“We’re determined to keep the music flowing and to keep bringing in new ideas,” says Bancroft. “We were able to promote a Playtime Presents series in the run up to Christmas, where we gave other bands and musicians the night to themselves. But we wanted to try something different again to keep giving our audience – and us! – new experiences and collaborating with musicians who are hundreds – in some cases thousands – of miles away is certainly a different experience.”
The six musicians in the latest series all have links with Scotland, David Berkman having worked quite extensively with players including Bancroft over the past twenty years and continuing an occasional concert and recording partnership with saxophonist Laura Macdonald when time and travel restrictions allow.

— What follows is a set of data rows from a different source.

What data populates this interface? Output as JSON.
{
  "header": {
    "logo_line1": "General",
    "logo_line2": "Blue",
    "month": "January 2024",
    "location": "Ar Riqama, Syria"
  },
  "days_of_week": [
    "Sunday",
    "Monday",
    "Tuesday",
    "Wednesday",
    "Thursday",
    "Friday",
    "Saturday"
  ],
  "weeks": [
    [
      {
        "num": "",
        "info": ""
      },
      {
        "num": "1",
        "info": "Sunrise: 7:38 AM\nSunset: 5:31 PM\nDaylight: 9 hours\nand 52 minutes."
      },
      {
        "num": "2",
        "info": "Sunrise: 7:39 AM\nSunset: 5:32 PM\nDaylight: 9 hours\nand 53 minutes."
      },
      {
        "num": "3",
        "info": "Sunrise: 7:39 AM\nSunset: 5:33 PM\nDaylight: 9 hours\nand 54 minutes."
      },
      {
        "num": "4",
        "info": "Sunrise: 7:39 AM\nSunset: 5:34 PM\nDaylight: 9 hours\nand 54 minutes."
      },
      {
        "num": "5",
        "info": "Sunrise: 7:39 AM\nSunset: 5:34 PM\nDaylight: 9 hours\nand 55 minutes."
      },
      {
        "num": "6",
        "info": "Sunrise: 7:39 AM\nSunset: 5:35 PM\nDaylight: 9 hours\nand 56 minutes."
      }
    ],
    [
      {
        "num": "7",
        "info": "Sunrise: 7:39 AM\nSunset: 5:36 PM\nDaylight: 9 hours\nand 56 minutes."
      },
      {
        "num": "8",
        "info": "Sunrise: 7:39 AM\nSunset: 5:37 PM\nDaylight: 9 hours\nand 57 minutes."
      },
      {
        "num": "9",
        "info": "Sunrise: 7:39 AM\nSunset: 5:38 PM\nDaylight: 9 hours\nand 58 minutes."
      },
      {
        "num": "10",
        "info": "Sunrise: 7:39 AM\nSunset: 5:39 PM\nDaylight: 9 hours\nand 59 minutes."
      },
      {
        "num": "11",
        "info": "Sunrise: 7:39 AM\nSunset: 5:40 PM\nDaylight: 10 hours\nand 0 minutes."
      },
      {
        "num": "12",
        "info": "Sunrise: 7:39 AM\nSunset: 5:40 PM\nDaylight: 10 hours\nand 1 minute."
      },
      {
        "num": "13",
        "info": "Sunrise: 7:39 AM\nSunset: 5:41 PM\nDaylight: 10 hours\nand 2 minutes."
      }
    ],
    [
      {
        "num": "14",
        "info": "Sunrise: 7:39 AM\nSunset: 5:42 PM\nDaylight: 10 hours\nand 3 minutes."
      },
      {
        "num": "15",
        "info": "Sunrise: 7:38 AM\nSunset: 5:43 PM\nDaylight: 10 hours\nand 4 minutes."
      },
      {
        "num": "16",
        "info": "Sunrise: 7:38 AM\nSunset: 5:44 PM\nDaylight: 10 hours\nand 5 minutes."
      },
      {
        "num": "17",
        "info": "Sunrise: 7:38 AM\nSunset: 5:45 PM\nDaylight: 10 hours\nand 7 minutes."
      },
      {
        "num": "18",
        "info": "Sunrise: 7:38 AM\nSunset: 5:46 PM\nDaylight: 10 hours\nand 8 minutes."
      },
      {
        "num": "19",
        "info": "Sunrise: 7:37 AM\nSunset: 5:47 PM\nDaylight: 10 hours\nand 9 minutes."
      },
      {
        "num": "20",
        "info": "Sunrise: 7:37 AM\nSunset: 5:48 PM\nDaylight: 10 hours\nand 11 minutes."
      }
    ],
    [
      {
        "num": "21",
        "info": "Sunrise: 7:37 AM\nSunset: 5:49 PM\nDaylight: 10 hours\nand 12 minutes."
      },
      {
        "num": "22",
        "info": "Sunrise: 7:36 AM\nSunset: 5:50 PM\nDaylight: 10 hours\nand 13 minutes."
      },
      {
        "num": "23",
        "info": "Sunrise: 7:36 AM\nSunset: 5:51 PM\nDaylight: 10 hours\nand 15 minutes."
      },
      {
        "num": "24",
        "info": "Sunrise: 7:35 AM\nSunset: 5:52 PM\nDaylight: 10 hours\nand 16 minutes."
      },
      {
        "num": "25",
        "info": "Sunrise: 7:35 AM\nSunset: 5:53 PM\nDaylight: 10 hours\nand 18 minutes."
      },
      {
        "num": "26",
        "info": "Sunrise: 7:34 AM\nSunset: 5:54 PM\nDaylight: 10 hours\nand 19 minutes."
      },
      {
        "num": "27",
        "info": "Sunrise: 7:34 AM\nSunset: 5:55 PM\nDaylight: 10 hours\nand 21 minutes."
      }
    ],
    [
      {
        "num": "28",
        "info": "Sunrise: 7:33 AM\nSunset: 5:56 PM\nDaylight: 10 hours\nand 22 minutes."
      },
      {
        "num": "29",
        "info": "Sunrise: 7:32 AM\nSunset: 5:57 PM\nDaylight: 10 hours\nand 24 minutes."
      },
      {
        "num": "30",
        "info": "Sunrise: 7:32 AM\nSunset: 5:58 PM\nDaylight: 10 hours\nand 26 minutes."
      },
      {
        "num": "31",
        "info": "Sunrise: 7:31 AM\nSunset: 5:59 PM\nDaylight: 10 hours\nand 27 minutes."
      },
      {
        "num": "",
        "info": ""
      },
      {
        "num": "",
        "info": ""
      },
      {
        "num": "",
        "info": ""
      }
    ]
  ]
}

“Jorrit has played with my orchestra in Edinburgh and Iain, who’s half-Scottish, is a friend from back in the Wavendon Summer School days of the early 1980s,” says Bancroft. “Laura Jurd has worked very successfully with the Scottish National Jazz Orchestra and with Fergus McCreadie’s trio. Raymond is Scottish, of course, and Corey has worked a lot with Raymond through the Glasgow Improvisers Orchestra. We didn’t just choose them because we knew them, though. We chose them because they’re all great players and we thought they might be amenable to trying the journey into the unknown, for us, that is long-distance streaming.”
Full details are available here.